Design steps of two-wire AC current transmitter
Known high-current current transformers convert different currents into 0~5A alternating current for on-site display. For long-distance transmission, the current must be converted into a standard DC current signal of 4-20mA before transmission.
Most of these AC current transmitters on the market adopt the "four-wire system" method: two AC power lines and two DC current signal lines. And what we designed is the "two-wire AC current transmitter" that only uses two wires: that is, while providing DC power to the circuit in the transmitter, it will output standard DC according to the change of 0~5A AC current. The current signal 4-20mA is transmitted to the control room for display or enters the computer for processing and then displays on the monitor screen.
Design ideas 1. Choose low-power components and try to simplify the circuit on the premise of meeting the functional requirements to meet the requirements of two-wire meters.
2. Take effective measures to improve the anti-interference ability of the system and reduce temperature drift.
3. Improve system protection measures and increase the reliability of the instrument.
One, the choice of transformer
A current transformer is an alternating current/current converter. When an alternating current flows through the primary, the secondary coil generates an alternating current corresponding to its transformation ratio. It is then converted into an AC voltage signal through load resistance.
It is very important to choose the transformation ratio of the transformer reasonably.
Before selecting the transformation ratio, first determine whether the load voltage generated by the transformer meets the input signal voltage required by the transmission circuit. Usually we choose the maximum value of the input signal voltage around 2~3V/AC.
At the same time, select the transformer load resistance as the standard series resistance. Choose RL=1KΩ. (See Figure 1)
For example: the input signal voltage is 2.5V.
Known: AC current input is 0~5A,
The transformation ratio is: 5A/0.0025A=2000
Therefore, when the primary current of the current transformer changes from 0 to 5A, the voltage across the secondary load resistance is 0 to 2.5V.
Choose a 5A/2.5mA transformer.
If the maximum value of the input signal voltage is required to be selected at 3V, only the load resistance needs to be selected as RL=1.2KΩ.
Still choose 5A/2.5mA transformer.
Second, the choice of rectifier circuit
If the input signal is very weak, you need to amplify the signal before rectifying it. In order to simplify the circuit, we have chosen a relatively large input signal voltage range, 0~2.5V/AC. Therefore, it can be directly rectified without amplification.
If the commonly used crystal diodes are used directly for rectification, the forward voltage drop of the diodes will cause normal output at small currents, which will cause the transmitter to be unable to linearly output standard current signals when the transformer input current is ≤1A. The reason is that the forward voltage drop of the crystal diode is about 0.5~0.7V. When the input current of the transformer is ≤1A, the voltage across the secondary load resistance is ≤0.5V, and the crystal diode cannot be turned on!

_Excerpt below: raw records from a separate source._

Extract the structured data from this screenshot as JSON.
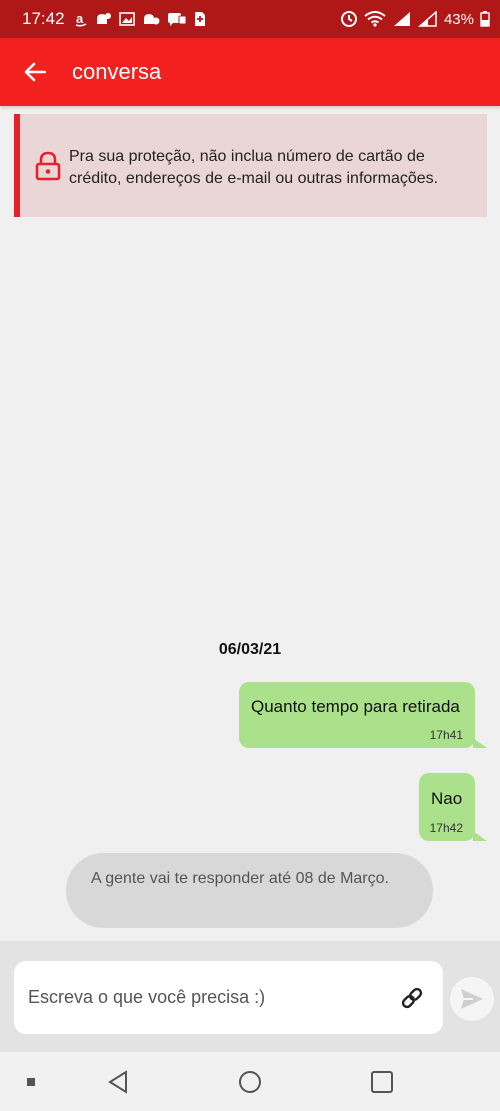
{
  "status_bar": {
    "time": "17:42",
    "battery_percent": "43%",
    "icons": [
      "amazon-icon",
      "notification-icon",
      "gallery-icon",
      "notification-icon",
      "chat-icon",
      "sim-icon",
      "sync-icon",
      "wifi-icon",
      "signal-icon",
      "signal-icon",
      "battery-icon"
    ]
  },
  "app_bar": {
    "title": "conversa",
    "color": "#f32020"
  },
  "warning": {
    "text": "Pra sua proteção, não inclua número de cartão de crédito, endereços de e-mail ou outras informações.",
    "accent_color": "#e8202a"
  },
  "chat": {
    "date": "06/03/21",
    "messages": [
      {
        "direction": "out",
        "text": "Quanto tempo para retirada",
        "time": "17h41"
      },
      {
        "direction": "out",
        "text": "Nao",
        "time": "17h42"
      },
      {
        "direction": "in",
        "text": "A gente vai te responder até 08 de Março."
      }
    ]
  },
  "composer": {
    "placeholder": "Escreva o que você precisa :)"
  },
  "nav": [
    "recents-dot",
    "back",
    "home",
    "overview"
  ]
}
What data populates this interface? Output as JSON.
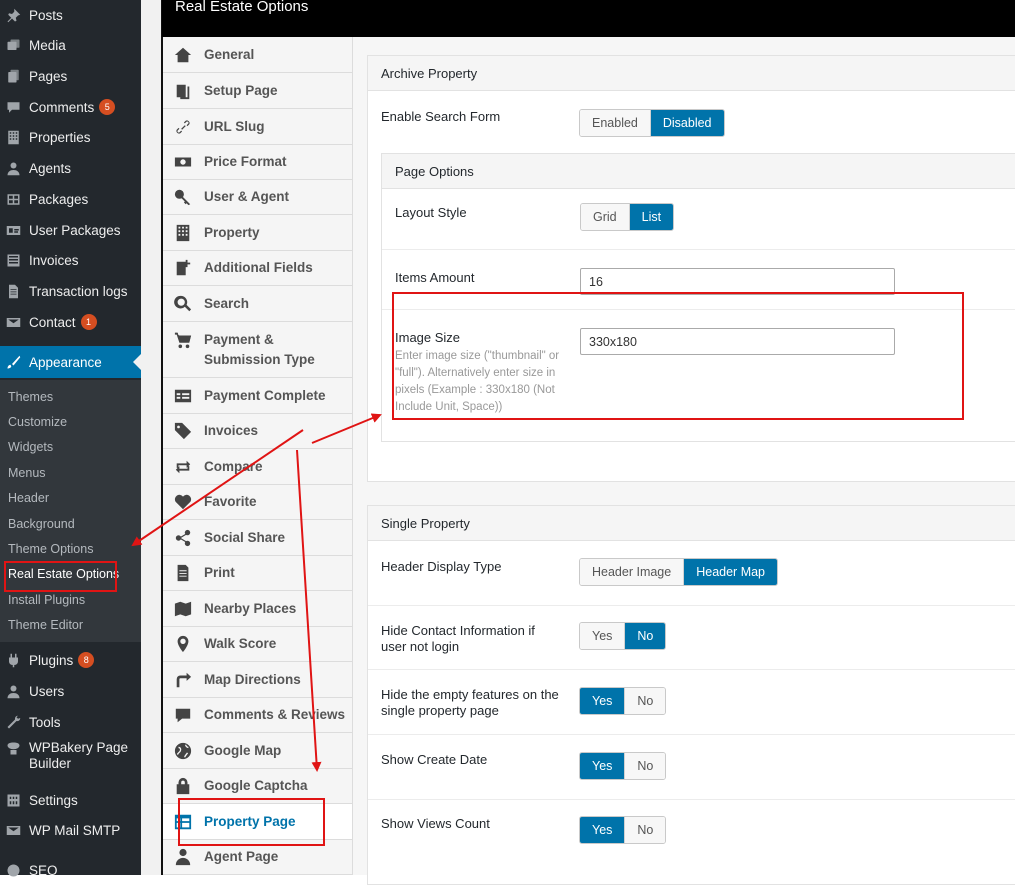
{
  "sidebar": {
    "items": [
      {
        "label": "Posts",
        "icon": "pin-icon"
      },
      {
        "label": "Media",
        "icon": "media-icon"
      },
      {
        "label": "Pages",
        "icon": "pages-icon"
      },
      {
        "label": "Comments",
        "icon": "comments-icon",
        "badge": "5"
      },
      {
        "label": "Properties",
        "icon": "building-icon"
      },
      {
        "label": "Agents",
        "icon": "user-icon"
      },
      {
        "label": "Packages",
        "icon": "grid-icon"
      },
      {
        "label": "User Packages",
        "icon": "id-card-icon"
      },
      {
        "label": "Invoices",
        "icon": "list-icon"
      },
      {
        "label": "Transaction logs",
        "icon": "document-icon"
      },
      {
        "label": "Contact",
        "icon": "mail-icon",
        "badge": "1"
      },
      {
        "label": "Appearance",
        "icon": "brush-icon"
      }
    ],
    "submenu": [
      "Themes",
      "Customize",
      "Widgets",
      "Menus",
      "Header",
      "Background",
      "Theme Options",
      "Real Estate Options",
      "Install Plugins",
      "Theme Editor"
    ],
    "bottom_items": [
      {
        "label": "Plugins",
        "icon": "plugin-icon",
        "badge": "8"
      },
      {
        "label": "Users",
        "icon": "users-icon"
      },
      {
        "label": "Tools",
        "icon": "wrench-icon"
      },
      {
        "label": "WPBakery Page Builder",
        "icon": "wpbakery-icon"
      },
      {
        "label": "Settings",
        "icon": "settings-icon"
      },
      {
        "label": "WP Mail SMTP",
        "icon": "smtp-icon"
      },
      {
        "label": "SEO",
        "icon": "seo-icon"
      }
    ]
  },
  "panel": {
    "title": "Real Estate Options",
    "menu": [
      {
        "label": "General",
        "icon": "home-icon"
      },
      {
        "label": "Setup Page",
        "icon": "copy-icon"
      },
      {
        "label": "URL Slug",
        "icon": "link-icon"
      },
      {
        "label": "Price Format",
        "icon": "money-icon"
      },
      {
        "label": "User & Agent",
        "icon": "key-icon"
      },
      {
        "label": "Property",
        "icon": "building-icon"
      },
      {
        "label": "Additional Fields",
        "icon": "add-file-icon"
      },
      {
        "label": "Search",
        "icon": "search-icon"
      },
      {
        "label": "Payment & Submission Type",
        "icon": "cart-icon"
      },
      {
        "label": "Payment Complete",
        "icon": "receipt-icon"
      },
      {
        "label": "Invoices",
        "icon": "tags-icon"
      },
      {
        "label": "Compare",
        "icon": "compare-icon"
      },
      {
        "label": "Favorite",
        "icon": "heart-icon"
      },
      {
        "label": "Social Share",
        "icon": "share-icon"
      },
      {
        "label": "Print",
        "icon": "print-icon"
      },
      {
        "label": "Nearby Places",
        "icon": "map-icon"
      },
      {
        "label": "Walk Score",
        "icon": "marker-icon"
      },
      {
        "label": "Map Directions",
        "icon": "directions-icon"
      },
      {
        "label": "Comments & Reviews",
        "icon": "comment-icon"
      },
      {
        "label": "Google Map",
        "icon": "globe-icon"
      },
      {
        "label": "Google Captcha",
        "icon": "lock-icon"
      },
      {
        "label": "Property Page",
        "icon": "table-icon"
      },
      {
        "label": "Agent Page",
        "icon": "agent-icon"
      }
    ]
  },
  "archive": {
    "title": "Archive Property",
    "enable_search_label": "Enable Search Form",
    "enable_search_options": [
      "Enabled",
      "Disabled"
    ],
    "page_options_title": "Page Options",
    "layout_label": "Layout Style",
    "layout_options": [
      "Grid",
      "List"
    ],
    "items_label": "Items Amount",
    "items_value": "16",
    "image_size_label": "Image Size",
    "image_size_desc": "Enter image size (\"thumbnail\" or \"full\"). Alternatively enter size in pixels (Example : 330x180 (Not Include Unit, Space))",
    "image_size_value": "330x180"
  },
  "single": {
    "title": "Single Property",
    "header_type_label": "Header Display Type",
    "header_type_options": [
      "Header Image",
      "Header Map"
    ],
    "hide_contact_label": "Hide Contact Information if user not login",
    "hide_empty_label": "Hide the empty features on the single property page",
    "show_create_label": "Show Create Date",
    "show_views_label": "Show Views Count",
    "yes": "Yes",
    "no": "No"
  },
  "colors": {
    "accent": "#0073aa",
    "sidebar_bg": "#23282d",
    "annotation_red": "#e01414"
  }
}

We use the feedback circuit of the operational amplifier to achieve the characteristics of the ideal diode to obtain zero-crossing rectification, that is, the ideal rectification of small signals, so as to obtain the characteristics of high-precision linear rectification.
At the same time, in order to simplify the circuit and reduce the power consumption of the transmitter, a half-wave precision rectifier circuit is adopted. (See Figure 2)
The R2, R3, D1 and N1 operational amplifiers in the picture constitute an ideal diode rectifier circuit with positive output. D1 is connected in series with the output terminal of operational amplifier N1, and feedback starts from the cathode of D1. R2 is the input resistance Ri connected in series, and R3 is the feedback resistance Rf. Since there is no need to zoom in, choose R3=R2. Generally, the input impedance of a general-purpose operational amplifier is tens of kiloohms, so you can choose R2=R3=10KΩ~51KΩ. The relative error is required to be as small as possible, otherwise the output DC voltage will cause errors.
For the input negative half cycle signal, N1 is a typical inverting amplifier. The gain at this time is A=(—Vi)×(—R3/R2)=Vi
For the input positive half-cycle signal, the output of N1 becomes negative
At this time, D1 is reversely biased and cut off, and the input signal Vi is directly output to the subsequent circuit through the series circuit of R2 and R3